Papers Published

  1. Shih-Chu Liao and Zhong Xu and Izatt, J.A. and Alcala, J.R., Real-time frequency domain temperature and oxygen sensor with a single optical fiber, IEEE Trans. Biomed. Eng. (USA), vol. 44 no. 11 (1997), pp. 1114 - 21 [10.641339] .
    (last updated on 2007/04/13)

    Abstract:
    The combined excited-state phosphorescence lifetimes of an alexandrite crystal and platinum tetraphenylporphyrin Pt(TPP) in a single-fiber sensor are used to monitor temperature and oxygen concentration in the physiological range from 15-45°C and 0-50% O2 with precision of 0.24°C and 0.15% O2 and accuracy of 0.28°C and 0.2% O2. A 500-μm cubic alexandrite crystal bound to the distal end of a 750-μm-diameter optical fiber core and the Pt(TPP) coated circumferentially with a length of 1 cm from the end of the same fiber are excited with pulsed super-bright blue LED light. This apparatus uses a 125-kHz sampler for data acquisition and frequency domain methods for signal processing. The instrument amplifies both the dc and ac components of the photomultiplier output and band limits the signal to 20 kHz. The fundamental frequency of the excitation is set to 488.3 Hz and the highest harmonic used is the 35th. This bandlimited signal is sampled and averaged over a few hundred cycles in the time domain. The frequency domain representation of the data is obtained by employing fast Fourier transform algorithms. The phase delay and the modulation ratio of each sampled harmonic are then computed. At least four log-spaced harmonic phases or modulations are averaged before decoding the two lifetimes of temperature and oxygen phosphorescent sensors. A component of zero lifetime is introduced to account for the excitation backscatter leakage through optical interference filters seen by the photodetector. Linear and second-order empirical polynomials are employed to compute the temperatures and oxygen concentrations from the inverse lifetimes. In the situation of constant oxygen concentration, the lifetime of Pt(TPP) changes with temperature but can be compensated using the measured temperature lifetime. The system drift is 0.24°C for the temperature measurement and 0.59% for the oxygen concentration measurement over 30 h of continuous operation. The instrumentation and methods allow for 6-s update times and 90-s full-response times

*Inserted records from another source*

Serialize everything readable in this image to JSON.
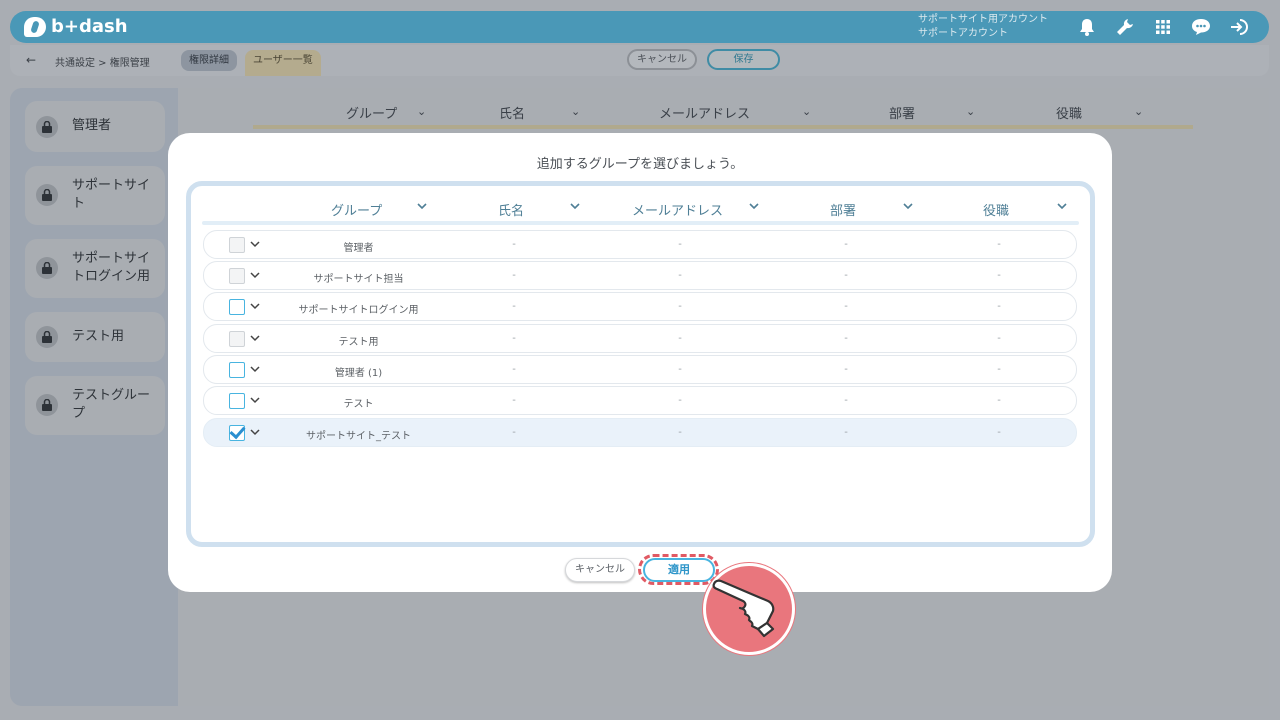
{
  "header": {
    "logo_text": "b+dash",
    "account_line1": "サポートサイト用アカウント",
    "account_line2": "サポートアカウント",
    "icons": [
      "bell-icon",
      "wrench-icon",
      "grid-icon",
      "chat-icon",
      "logout-icon"
    ]
  },
  "subheader": {
    "back_icon": "back-arrow-icon",
    "breadcrumb": "共通設定 > 権限管理",
    "tab_detail": "権限詳細",
    "tab_users": "ユーザー一覧",
    "cancel_label": "キャンセル",
    "save_label": "保存"
  },
  "sidebar": {
    "items": [
      {
        "label": "管理者"
      },
      {
        "label": "サポートサイト"
      },
      {
        "label": "サポートサイトログイン用"
      },
      {
        "label": "テスト用"
      },
      {
        "label": "テストグループ"
      }
    ]
  },
  "background_table": {
    "columns": [
      "グループ",
      "氏名",
      "メールアドレス",
      "部署",
      "役職"
    ]
  },
  "modal": {
    "title": "追加するグループを選びましょう。",
    "columns": [
      "グループ",
      "氏名",
      "メールアドレス",
      "部署",
      "役職"
    ],
    "rows": [
      {
        "group": "管理者",
        "name": "-",
        "email": "-",
        "dept": "-",
        "role": "-",
        "state": "disabled"
      },
      {
        "group": "サポートサイト担当",
        "name": "-",
        "email": "-",
        "dept": "-",
        "role": "-",
        "state": "disabled"
      },
      {
        "group": "サポートサイトログイン用",
        "name": "-",
        "email": "-",
        "dept": "-",
        "role": "-",
        "state": "unchecked"
      },
      {
        "group": "テスト用",
        "name": "-",
        "email": "-",
        "dept": "-",
        "role": "-",
        "state": "disabled"
      },
      {
        "group": "管理者 (1)",
        "name": "-",
        "email": "-",
        "dept": "-",
        "role": "-",
        "state": "unchecked"
      },
      {
        "group": "テスト",
        "name": "-",
        "email": "-",
        "dept": "-",
        "role": "-",
        "state": "unchecked"
      },
      {
        "group": "サポートサイト_テスト",
        "name": "-",
        "email": "-",
        "dept": "-",
        "role": "-",
        "state": "checked"
      }
    ],
    "cancel_label": "キャンセル",
    "apply_label": "適用"
  },
  "colors": {
    "brand": "#4a98b7",
    "accent_blue": "#48b4e0",
    "highlight_red": "#e05a64"
  },
  "pointer_icon": "hand-pointer-icon"
}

    Keywords:
    biomedical equipment;biomedical measurement;fibre optic sensors;gas sensors;temperature measurement;